* _PROBLEM DESCRIPTION_:
The records below need to be printed in full. Keep each one exact.

Stored data
───

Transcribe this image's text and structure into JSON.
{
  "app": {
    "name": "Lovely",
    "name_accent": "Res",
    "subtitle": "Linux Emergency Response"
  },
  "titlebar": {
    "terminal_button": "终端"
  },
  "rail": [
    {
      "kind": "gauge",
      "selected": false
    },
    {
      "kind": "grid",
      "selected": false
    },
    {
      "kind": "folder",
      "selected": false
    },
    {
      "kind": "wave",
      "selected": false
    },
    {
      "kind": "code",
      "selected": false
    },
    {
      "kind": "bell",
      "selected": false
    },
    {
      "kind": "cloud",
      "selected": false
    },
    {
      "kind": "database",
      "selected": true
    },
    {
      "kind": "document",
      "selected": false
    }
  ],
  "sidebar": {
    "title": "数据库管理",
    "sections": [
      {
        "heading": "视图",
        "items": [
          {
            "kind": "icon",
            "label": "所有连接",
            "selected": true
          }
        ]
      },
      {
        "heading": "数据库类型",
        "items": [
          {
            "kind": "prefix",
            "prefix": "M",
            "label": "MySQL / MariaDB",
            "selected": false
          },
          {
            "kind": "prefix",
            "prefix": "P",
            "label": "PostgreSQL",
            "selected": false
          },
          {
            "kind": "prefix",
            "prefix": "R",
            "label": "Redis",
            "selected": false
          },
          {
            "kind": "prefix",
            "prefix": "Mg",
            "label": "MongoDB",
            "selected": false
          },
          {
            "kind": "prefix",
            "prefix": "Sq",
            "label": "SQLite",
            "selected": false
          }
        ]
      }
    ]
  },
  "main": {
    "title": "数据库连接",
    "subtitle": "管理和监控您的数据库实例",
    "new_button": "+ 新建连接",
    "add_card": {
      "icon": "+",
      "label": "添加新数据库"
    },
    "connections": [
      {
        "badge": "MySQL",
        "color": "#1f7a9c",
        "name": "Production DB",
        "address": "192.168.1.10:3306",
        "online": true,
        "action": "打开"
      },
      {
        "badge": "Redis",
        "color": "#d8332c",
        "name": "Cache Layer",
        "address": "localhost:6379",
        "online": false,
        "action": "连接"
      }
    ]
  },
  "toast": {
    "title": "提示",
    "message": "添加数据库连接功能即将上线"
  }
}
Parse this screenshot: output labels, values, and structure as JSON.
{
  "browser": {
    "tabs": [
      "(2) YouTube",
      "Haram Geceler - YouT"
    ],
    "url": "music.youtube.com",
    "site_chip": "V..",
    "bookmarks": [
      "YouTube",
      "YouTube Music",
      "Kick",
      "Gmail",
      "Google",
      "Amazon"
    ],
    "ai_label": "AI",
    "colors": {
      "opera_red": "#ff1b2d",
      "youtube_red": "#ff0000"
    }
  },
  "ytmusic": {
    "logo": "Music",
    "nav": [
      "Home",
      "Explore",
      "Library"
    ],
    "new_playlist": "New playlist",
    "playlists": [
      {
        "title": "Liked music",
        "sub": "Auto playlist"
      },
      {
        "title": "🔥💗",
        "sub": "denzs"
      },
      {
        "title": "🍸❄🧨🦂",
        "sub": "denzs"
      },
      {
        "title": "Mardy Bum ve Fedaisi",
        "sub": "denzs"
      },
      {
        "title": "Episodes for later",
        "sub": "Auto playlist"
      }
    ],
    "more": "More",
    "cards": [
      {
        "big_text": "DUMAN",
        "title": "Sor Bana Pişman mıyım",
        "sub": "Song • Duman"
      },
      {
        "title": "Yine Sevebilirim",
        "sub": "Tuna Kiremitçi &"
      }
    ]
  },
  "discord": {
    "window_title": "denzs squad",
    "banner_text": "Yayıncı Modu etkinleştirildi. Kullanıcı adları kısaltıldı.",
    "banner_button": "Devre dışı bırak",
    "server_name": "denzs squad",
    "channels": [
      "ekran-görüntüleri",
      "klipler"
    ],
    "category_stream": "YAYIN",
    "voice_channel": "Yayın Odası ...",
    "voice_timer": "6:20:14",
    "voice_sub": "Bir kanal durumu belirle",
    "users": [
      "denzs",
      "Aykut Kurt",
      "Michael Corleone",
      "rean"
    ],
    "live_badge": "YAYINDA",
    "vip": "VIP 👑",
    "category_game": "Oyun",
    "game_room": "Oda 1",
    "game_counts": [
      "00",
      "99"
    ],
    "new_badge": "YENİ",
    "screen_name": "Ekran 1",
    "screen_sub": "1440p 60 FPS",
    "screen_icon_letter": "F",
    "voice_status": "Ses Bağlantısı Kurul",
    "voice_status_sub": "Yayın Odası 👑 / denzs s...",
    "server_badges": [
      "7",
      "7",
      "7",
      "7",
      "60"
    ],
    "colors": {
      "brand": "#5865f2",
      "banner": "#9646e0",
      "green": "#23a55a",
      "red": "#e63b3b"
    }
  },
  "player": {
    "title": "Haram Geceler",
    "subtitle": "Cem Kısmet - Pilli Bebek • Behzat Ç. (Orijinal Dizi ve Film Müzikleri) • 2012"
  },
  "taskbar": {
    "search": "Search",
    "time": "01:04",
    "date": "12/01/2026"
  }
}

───

* _EXPECTED ANSWER_:
Transcribe this image's text and structure into JSON.
{
  "app": {
    "name": "Lovely",
    "name_accent": "Res",
    "subtitle": "Linux Emergency Response"
  },
  "titlebar": {
    "terminal_button": "终端"
  },
  "rail": [
    {
      "kind": "gauge",
      "selected": false
    },
    {
      "kind": "grid",
      "selected": false
    },
    {
      "kind": "folder",
      "selected": false
    },
    {
      "kind": "wave",
      "selected": false
    },
    {
      "kind": "code",
      "selected": false
    },
    {
      "kind": "bell",
      "selected": false
    },
    {
      "kind": "cloud",
      "selected": false
    },
    {
      "kind": "database",
      "selected": true
    },
    {
      "kind": "document",
      "selected": false
    }
  ],
  "sidebar": {
    "title": "数据库管理",
    "sections": [
      {
        "heading": "视图",
        "items": [
          {
            "kind": "icon",
            "label": "所有连接",
            "selected": true
          }
        ]
      },
      {
        "heading": "数据库类型",
        "items": [
          {
            "kind": "prefix",
            "prefix": "M",
            "label": "MySQL / MariaDB",
            "selected": false
          },
          {
            "kind": "prefix",
            "prefix": "P",
            "label": "PostgreSQL",
            "selected": false
          },
          {
            "kind": "prefix",
            "prefix": "R",
            "label": "Redis",
            "selected": false
          },
          {
            "kind": "prefix",
            "prefix": "Mg",
            "label": "MongoDB",
            "selected": false
          },
          {
            "kind": "prefix",
            "prefix": "Sq",
            "label": "SQLite",
            "selected": false
          }
        ]
      }
    ]
  },
  "main": {
    "title": "数据库连接",
    "subtitle": "管理和监控您的数据库实例",
    "new_button": "+ 新建连接",
    "add_card": {
      "icon": "+",
      "label": "添加新数据库"
    },
    "connections": [
      {
        "badge": "MySQL",
        "color": "#1f7a9c",
        "name": "Production DB",
        "address": "192.168.1.10:3306",
        "online": true,
        "action": "打开"
      },
      {
        "badge": "Redis",
        "color": "#d8332c",
        "name": "Cache Layer",
        "address": "localhost:6379",
        "online": false,
        "action": "连接"
      }
    ]
  },
  "toast": {
    "title": "提示",
    "message": "添加数据库连接功能即将上线"
  }
}
Parse this screenshot: output labels, values, and structure as JSON.
{
  "browser": {
    "tabs": [
      "(2) YouTube",
      "Haram Geceler - YouT"
    ],
    "url": "music.youtube.com",
    "site_chip": "V..",
    "bookmarks": [
      "YouTube",
      "YouTube Music",
      "Kick",
      "Gmail",
      "Google",
      "Amazon"
    ],
    "ai_label": "AI",
    "colors": {
      "opera_red": "#ff1b2d",
      "youtube_red": "#ff0000"
    }
  },
  "ytmusic": {
    "logo": "Music",
    "nav": [
      "Home",
      "Explore",
      "Library"
    ],
    "new_playlist": "New playlist",
    "playlists": [
      {
        "title": "Liked music",
        "sub": "Auto playlist"
      },
      {
        "title": "🔥💗",
        "sub": "denzs"
      },
      {
        "title": "🍸❄🧨🦂",
        "sub": "denzs"
      },
      {
        "title": "Mardy Bum ve Fedaisi",
        "sub": "denzs"
      },
      {
        "title": "Episodes for later",
        "sub": "Auto playlist"
      }
    ],
    "more": "More",
    "cards": [
      {
        "big_text": "DUMAN",
        "title": "Sor Bana Pişman mıyım",
        "sub": "Song • Duman"
      },
      {
        "title": "Yine Sevebilirim",
        "sub": "Tuna Kiremitçi &"
      }
    ]
  },
  "discord": {
    "window_title": "denzs squad",
    "banner_text": "Yayıncı Modu etkinleştirildi. Kullanıcı adları kısaltıldı.",
    "banner_button": "Devre dışı bırak",
    "server_name": "denzs squad",
    "channels": [
      "ekran-görüntüleri",
      "klipler"
    ],
    "category_stream": "YAYIN",
    "voice_channel": "Yayın Odası ...",
    "voice_timer": "6:20:14",
    "voice_sub": "Bir kanal durumu belirle",
    "users": [
      "denzs",
      "Aykut Kurt",
      "Michael Corleone",
      "rean"
    ],
    "live_badge": "YAYINDA",
    "vip": "VIP 👑",
    "category_game": "Oyun",
    "game_room": "Oda 1",
    "game_counts": [
      "00",
      "99"
    ],
    "new_badge": "YENİ",
    "screen_name": "Ekran 1",
    "screen_sub": "1440p 60 FPS",
    "screen_icon_letter": "F",
    "voice_status": "Ses Bağlantısı Kurul",
    "voice_status_sub": "Yayın Odası 👑 / denzs s...",
    "server_badges": [
      "7",
      "7",
      "7",
      "7",
      "60"
    ],
    "colors": {
      "brand": "#5865f2",
      "banner": "#9646e0",
      "green": "#23a55a",
      "red": "#e63b3b"
    }
  },
  "player": {
    "title": "Haram Geceler",
    "subtitle": "Cem Kısmet - Pilli Bebek • Behzat Ç. (Orijinal Dizi ve Film Müzikleri) • 2012"
  },
  "taskbar": {
    "search": "Search",
    "time": "01:04",
    "date": "12/01/2026"
  }
}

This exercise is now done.